Academics at Prescott College
Gary Stogsdill, MA, College Education, Norther Arizona University
Faculty / Director, Online Undergraduate Programs
Gary is a faculty member in the Limited-Resident Undergraduate delivery model who teaches and advises students in a variety of liberal arts disciplines. He has been connected to Prescott College ever since he was a student in the mid-1980s. He served as an administrative instructor in the Resident Undergraduate delivery model from 1990 to 2003, and has served as a Limited-Resident Undergraduate faculty since 2004.
Gary is probably best known for creating and teaching the popular humanistic math course Math Explorations, a unique holistic approach to mathematics that emphasizes conceptual learning and appreciation of the "big picture" of how mathematics creates beauty and meaning in our lives. This course has also been known to tame the demons of math anxiety that too often result from traditional instruction in mathematics.

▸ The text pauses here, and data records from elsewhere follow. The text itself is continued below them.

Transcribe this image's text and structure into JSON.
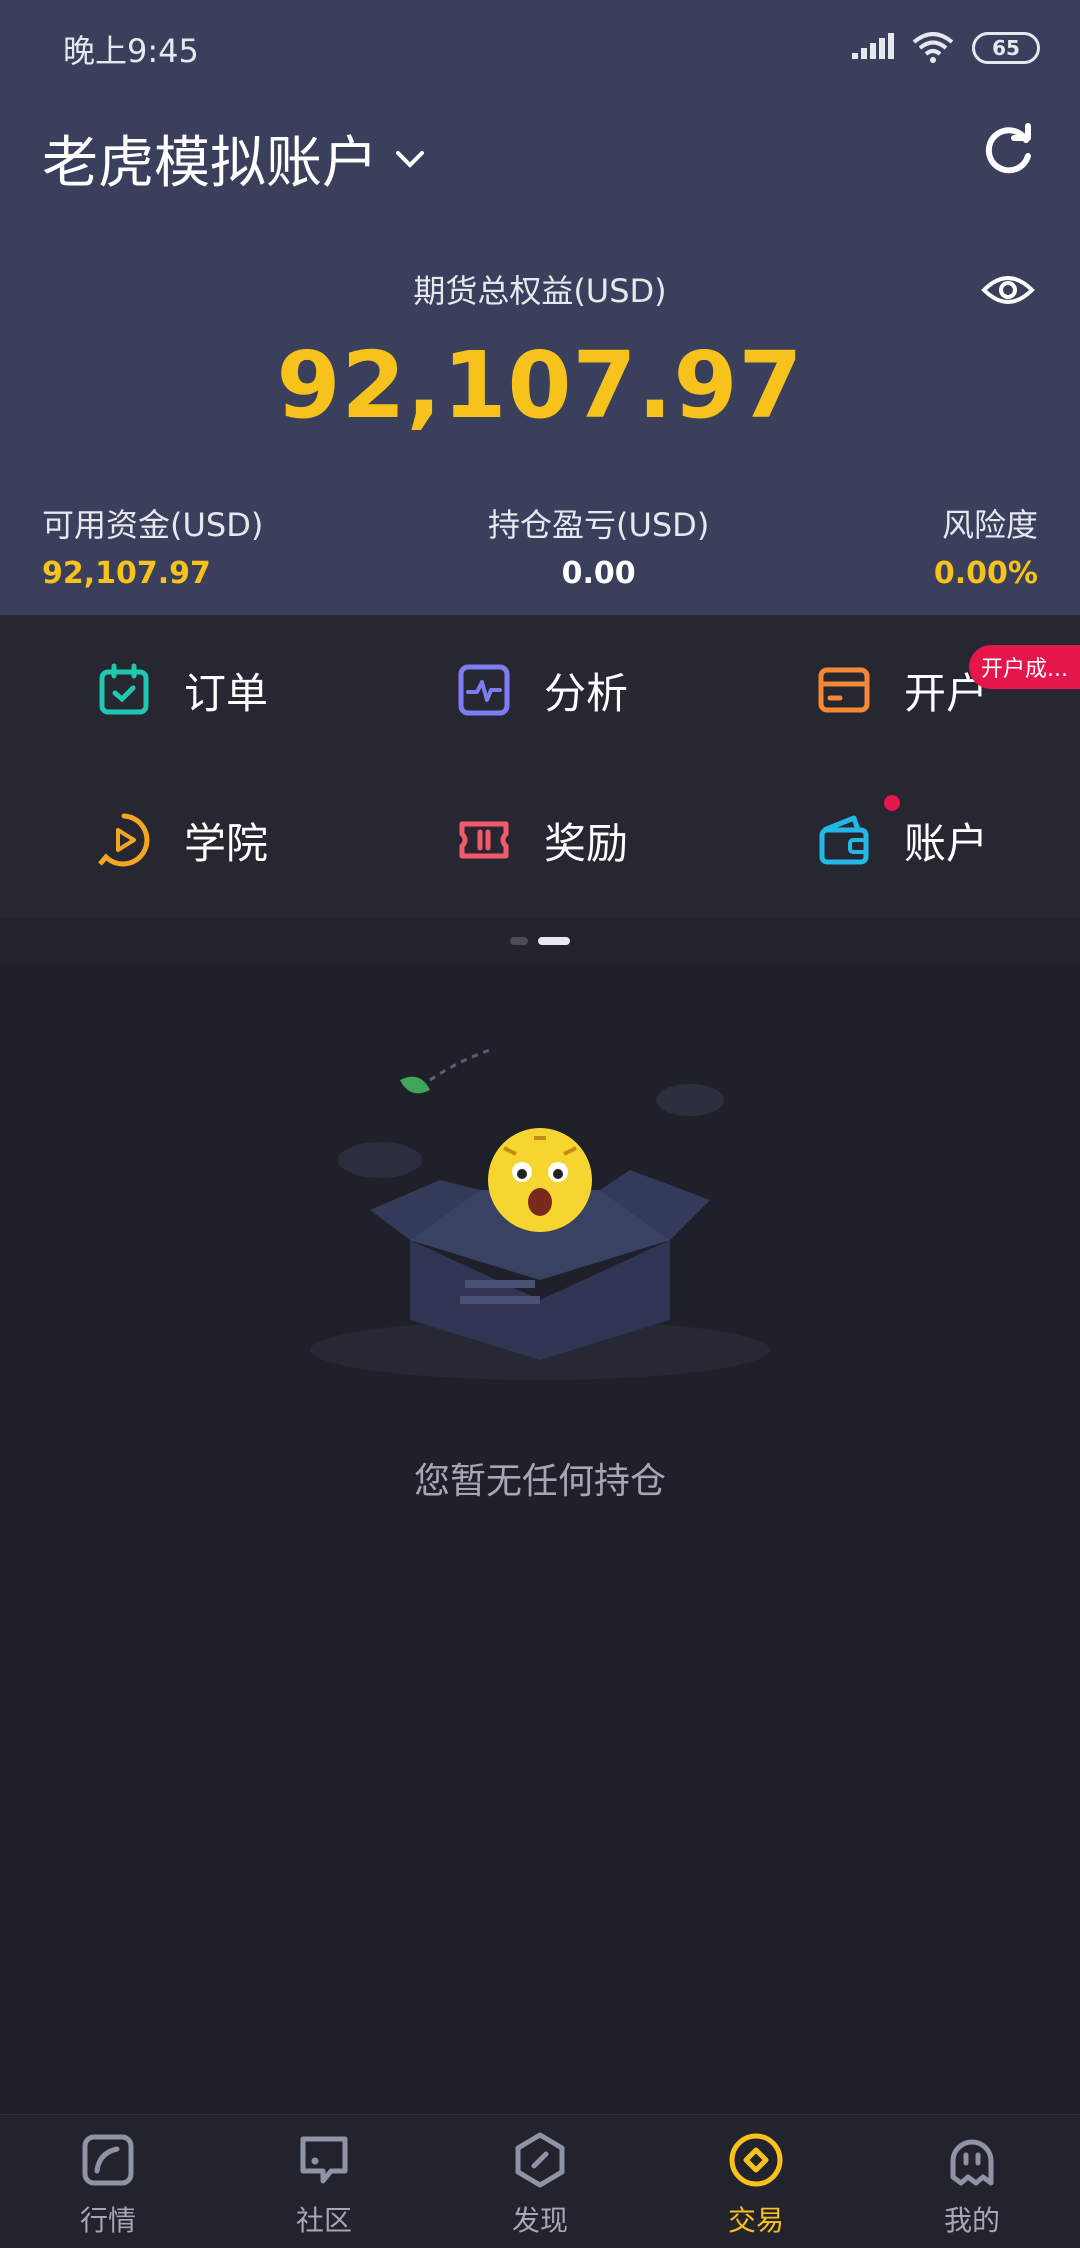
{
  "status_bar": {
    "time": "晚上9:45",
    "battery": "65"
  },
  "account": {
    "title": "老虎模拟账户"
  },
  "equity": {
    "label": "期货总权益(USD)",
    "value": "92,107.97"
  },
  "metrics": [
    {
      "label": "可用资金(USD)",
      "value": "92,107.97",
      "color": "#f6c21b"
    },
    {
      "label": "持仓盈亏(USD)",
      "value": "0.00",
      "color": "#ffffff"
    },
    {
      "label": "风险度",
      "value": "0.00%",
      "color": "#f6c21b"
    }
  ],
  "menu": {
    "order": "订单",
    "analysis": "分析",
    "open_account": "开户",
    "open_badge": "开户成...",
    "academy": "学院",
    "reward": "奖励",
    "account": "账户"
  },
  "empty_state": {
    "text": "您暂无任何持仓"
  },
  "nav": [
    {
      "label": "行情",
      "icon": "market-icon"
    },
    {
      "label": "社区",
      "icon": "community-icon"
    },
    {
      "label": "发现",
      "icon": "discover-icon"
    },
    {
      "label": "交易",
      "icon": "trade-icon",
      "active": true
    },
    {
      "label": "我的",
      "icon": "profile-icon"
    }
  ],
  "colors": {
    "header_bg": "#3a3f5c",
    "accent": "#f6c21b",
    "badge": "#e5164a",
    "page_bg": "#1f2029"
  }
}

Gary also created and teaches Science Explorations, a science appreciation course for liberal arts students that explores the beauty, power, and limitations of the natural sciences. Finally, Gary created and teaches The Pursuit of Wisdom, a philosophy course that views wisdom as the primary goal of a successful life and that views a liberal arts education as essential to the pursuit of wisdom.
As a lifelong learner, Gary has many academic interests including humanistic mathematics, natural sciences, philosophy, spirituality studies, consciousness studies, holistic health, healing arts, and creative interdisciplinary studies. He loves to mentor students individually in all of these areas. If you have interdisciplinary interests that span some of these areas, please feel welcome to contact Gary to help you create just the right degree for you and to help you create the meaningful courses within that degree.
"My passion is working with students to create meaningful interdisciplinary learning that is unique to your interests and that helps you to realize your potential."Gary Stogsdill
Gary's BA in Elementary Education is from Prescott College Limited-Resident Undergraduate, where he learned the transformative power of the Prescott College learning experience. His MA in College Education is from Northern Arizona University, where he focused on alternative pedagogies for adult learners, including mathematics pedagogy. The vast majority of Gary's content education has come from self-directed lifelong learning.
Gary's current scholarly focus is writing essays that explore the search for deeper meaning and purpose in life.
Those of us who seek wisdom know that expertise is a slippery claim; however, Gary's areas of interest include humanistic mathematics, natural sciences, philosophy, spirituality studies, consciousness studies, holistic health, healing arts, and creative interdisciplinary studies. His passion is helping students create meaningful interdisciplinary learning that is unique to your interests and that helps you to realize your potential.
Gary Stogsdill, The Most Important Question: Do We Survive Death?, February 2018. Integral World website.
Gary Stogsdill, Connected Spirituality, Belonging to the World We Live In, May 2017. Integral World website.
Gary Stogsdill, Perennialism and the Myth of Narcissus: Falling in Love with Mind, March 2017. Integral World website.
Stogsdill, Gary (2014). Being Reasonable: Using Brainteasers to Develop Reasoning Ability in Humanistic Math Courses. Journal of Humanistic Mathematics, 4(2).
Stogsdill, Gary (2014). We Can Do It: Experiential Learning Activities in Mathematics Courses for Liberal Arts Undergraduates. Global Journal of Science Frontier Research, 14(3).
Stogsdill, Gary. (2013). A Math Therapy Exercise. Journal of Humanistic Mathematics, 3(2).
Stogsdill, Gary (2013). Something New in Math: Meaningful Mathematics Courses for Liberal Arts Undergraduates. Global Journal of Science Frontier Research, 13(9).
Stogsdill, Gary (2003). Western Philosophy from its Beginnings to the Modern Era: Evaluated with a Focus on its Neglect of Nonrational Ways of Knowing. Course reader for Experiential Philosophy.